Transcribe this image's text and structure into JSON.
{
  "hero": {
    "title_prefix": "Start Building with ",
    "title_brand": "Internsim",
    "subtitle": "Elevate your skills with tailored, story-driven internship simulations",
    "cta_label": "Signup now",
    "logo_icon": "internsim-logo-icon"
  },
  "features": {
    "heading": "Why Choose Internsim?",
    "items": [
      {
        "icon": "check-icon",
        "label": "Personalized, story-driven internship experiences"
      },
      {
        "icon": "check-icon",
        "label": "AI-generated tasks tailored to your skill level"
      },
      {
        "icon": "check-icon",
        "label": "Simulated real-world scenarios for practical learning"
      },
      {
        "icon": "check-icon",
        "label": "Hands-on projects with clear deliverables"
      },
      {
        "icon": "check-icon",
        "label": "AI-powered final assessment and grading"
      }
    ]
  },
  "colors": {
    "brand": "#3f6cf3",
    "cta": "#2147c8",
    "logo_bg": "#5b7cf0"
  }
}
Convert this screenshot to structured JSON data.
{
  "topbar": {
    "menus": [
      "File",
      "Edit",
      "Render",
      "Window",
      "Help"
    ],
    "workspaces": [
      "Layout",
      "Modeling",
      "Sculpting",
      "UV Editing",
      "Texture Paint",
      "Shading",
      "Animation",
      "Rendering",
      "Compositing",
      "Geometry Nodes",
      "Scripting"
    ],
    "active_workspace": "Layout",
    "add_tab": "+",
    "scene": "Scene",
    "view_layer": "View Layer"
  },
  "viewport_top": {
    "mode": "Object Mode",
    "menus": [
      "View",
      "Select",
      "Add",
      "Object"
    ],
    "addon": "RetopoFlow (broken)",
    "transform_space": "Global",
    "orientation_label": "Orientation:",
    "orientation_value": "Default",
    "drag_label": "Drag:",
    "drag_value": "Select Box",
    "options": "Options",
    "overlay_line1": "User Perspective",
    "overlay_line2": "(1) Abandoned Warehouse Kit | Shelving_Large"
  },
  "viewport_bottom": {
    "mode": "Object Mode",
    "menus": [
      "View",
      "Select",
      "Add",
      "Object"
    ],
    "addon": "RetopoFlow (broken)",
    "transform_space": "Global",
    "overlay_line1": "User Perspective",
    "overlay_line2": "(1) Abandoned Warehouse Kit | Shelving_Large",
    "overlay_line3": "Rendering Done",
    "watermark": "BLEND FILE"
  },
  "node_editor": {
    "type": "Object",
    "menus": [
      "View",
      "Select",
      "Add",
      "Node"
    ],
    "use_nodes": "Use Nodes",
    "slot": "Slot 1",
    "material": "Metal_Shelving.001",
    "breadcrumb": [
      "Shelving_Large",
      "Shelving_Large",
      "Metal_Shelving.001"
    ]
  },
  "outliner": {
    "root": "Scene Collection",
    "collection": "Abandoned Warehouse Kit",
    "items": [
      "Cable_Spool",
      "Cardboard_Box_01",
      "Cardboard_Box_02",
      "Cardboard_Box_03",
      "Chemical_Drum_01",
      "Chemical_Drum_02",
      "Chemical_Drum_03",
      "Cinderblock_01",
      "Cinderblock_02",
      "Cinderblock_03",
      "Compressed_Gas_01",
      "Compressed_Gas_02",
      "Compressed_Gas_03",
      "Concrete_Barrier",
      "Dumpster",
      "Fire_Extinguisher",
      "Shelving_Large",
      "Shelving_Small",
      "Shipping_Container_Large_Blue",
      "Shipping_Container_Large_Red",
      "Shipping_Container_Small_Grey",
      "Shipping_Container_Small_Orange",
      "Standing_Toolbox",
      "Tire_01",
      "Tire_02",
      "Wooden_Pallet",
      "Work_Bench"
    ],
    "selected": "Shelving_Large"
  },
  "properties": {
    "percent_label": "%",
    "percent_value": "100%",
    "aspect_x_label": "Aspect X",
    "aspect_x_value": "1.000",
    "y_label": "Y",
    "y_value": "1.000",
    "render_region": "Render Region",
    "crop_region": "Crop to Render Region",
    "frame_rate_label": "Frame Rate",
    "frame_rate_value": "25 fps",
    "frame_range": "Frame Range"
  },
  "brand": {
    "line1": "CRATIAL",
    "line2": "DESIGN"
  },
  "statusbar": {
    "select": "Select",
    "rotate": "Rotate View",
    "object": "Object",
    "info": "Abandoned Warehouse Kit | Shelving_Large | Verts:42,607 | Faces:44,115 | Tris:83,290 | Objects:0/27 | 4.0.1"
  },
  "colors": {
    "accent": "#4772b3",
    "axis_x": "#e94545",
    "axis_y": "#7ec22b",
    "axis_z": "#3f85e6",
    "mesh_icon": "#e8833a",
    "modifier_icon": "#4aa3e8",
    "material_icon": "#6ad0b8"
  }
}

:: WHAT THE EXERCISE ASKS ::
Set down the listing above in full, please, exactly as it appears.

:: SOLUTION FOR THIS TASK ::
Transcribe this image's text and structure into JSON.
{
  "hero": {
    "title_prefix": "Start Building with ",
    "title_brand": "Internsim",
    "subtitle": "Elevate your skills with tailored, story-driven internship simulations",
    "cta_label": "Signup now",
    "logo_icon": "internsim-logo-icon"
  },
  "features": {
    "heading": "Why Choose Internsim?",
    "items": [
      {
        "icon": "check-icon",
        "label": "Personalized, story-driven internship experiences"
      },
      {
        "icon": "check-icon",
        "label": "AI-generated tasks tailored to your skill level"
      },
      {
        "icon": "check-icon",
        "label": "Simulated real-world scenarios for practical learning"
      },
      {
        "icon": "check-icon",
        "label": "Hands-on projects with clear deliverables"
      },
      {
        "icon": "check-icon",
        "label": "AI-powered final assessment and grading"
      }
    ]
  },
  "colors": {
    "brand": "#3f6cf3",
    "cta": "#2147c8",
    "logo_bg": "#5b7cf0"
  }
}
Convert this screenshot to structured JSON data.
{
  "topbar": {
    "menus": [
      "File",
      "Edit",
      "Render",
      "Window",
      "Help"
    ],
    "workspaces": [
      "Layout",
      "Modeling",
      "Sculpting",
      "UV Editing",
      "Texture Paint",
      "Shading",
      "Animation",
      "Rendering",
      "Compositing",
      "Geometry Nodes",
      "Scripting"
    ],
    "active_workspace": "Layout",
    "add_tab": "+",
    "scene": "Scene",
    "view_layer": "View Layer"
  },
  "viewport_top": {
    "mode": "Object Mode",
    "menus": [
      "View",
      "Select",
      "Add",
      "Object"
    ],
    "addon": "RetopoFlow (broken)",
    "transform_space": "Global",
    "orientation_label": "Orientation:",
    "orientation_value": "Default",
    "drag_label": "Drag:",
    "drag_value": "Select Box",
    "options": "Options",
    "overlay_line1": "User Perspective",
    "overlay_line2": "(1) Abandoned Warehouse Kit | Shelving_Large"
  },
  "viewport_bottom": {
    "mode": "Object Mode",
    "menus": [
      "View",
      "Select",
      "Add",
      "Object"
    ],
    "addon": "RetopoFlow (broken)",
    "transform_space": "Global",
    "overlay_line1": "User Perspective",
    "overlay_line2": "(1) Abandoned Warehouse Kit | Shelving_Large",
    "overlay_line3": "Rendering Done",
    "watermark": "BLEND FILE"
  },
  "node_editor": {
    "type": "Object",
    "menus": [
      "View",
      "Select",
      "Add",
      "Node"
    ],
    "use_nodes": "Use Nodes",
    "slot": "Slot 1",
    "material": "Metal_Shelving.001",
    "breadcrumb": [
      "Shelving_Large",
      "Shelving_Large",
      "Metal_Shelving.001"
    ]
  },
  "outliner": {
    "root": "Scene Collection",
    "collection": "Abandoned Warehouse Kit",
    "items": [
      "Cable_Spool",
      "Cardboard_Box_01",
      "Cardboard_Box_02",
      "Cardboard_Box_03",
      "Chemical_Drum_01",
      "Chemical_Drum_02",
      "Chemical_Drum_03",
      "Cinderblock_01",
      "Cinderblock_02",
      "Cinderblock_03",
      "Compressed_Gas_01",
      "Compressed_Gas_02",
      "Compressed_Gas_03",
      "Concrete_Barrier",
      "Dumpster",
      "Fire_Extinguisher",
      "Shelving_Large",
      "Shelving_Small",
      "Shipping_Container_Large_Blue",
      "Shipping_Container_Large_Red",
      "Shipping_Container_Small_Grey",
      "Shipping_Container_Small_Orange",
      "Standing_Toolbox",
      "Tire_01",
      "Tire_02",
      "Wooden_Pallet",
      "Work_Bench"
    ],
    "selected": "Shelving_Large"
  },
  "properties": {
    "percent_label": "%",
    "percent_value": "100%",
    "aspect_x_label": "Aspect X",
    "aspect_x_value": "1.000",
    "y_label": "Y",
    "y_value": "1.000",
    "render_region": "Render Region",
    "crop_region": "Crop to Render Region",
    "frame_rate_label": "Frame Rate",
    "frame_rate_value": "25 fps",
    "frame_range": "Frame Range"
  },
  "brand": {
    "line1": "CRATIAL",
    "line2": "DESIGN"
  },
  "statusbar": {
    "select": "Select",
    "rotate": "Rotate View",
    "object": "Object",
    "info": "Abandoned Warehouse Kit | Shelving_Large | Verts:42,607 | Faces:44,115 | Tris:83,290 | Objects:0/27 | 4.0.1"
  },
  "colors": {
    "accent": "#4772b3",
    "axis_x": "#e94545",
    "axis_y": "#7ec22b",
    "axis_z": "#3f85e6",
    "mesh_icon": "#e8833a",
    "modifier_icon": "#4aa3e8",
    "material_icon": "#6ad0b8"
  }
}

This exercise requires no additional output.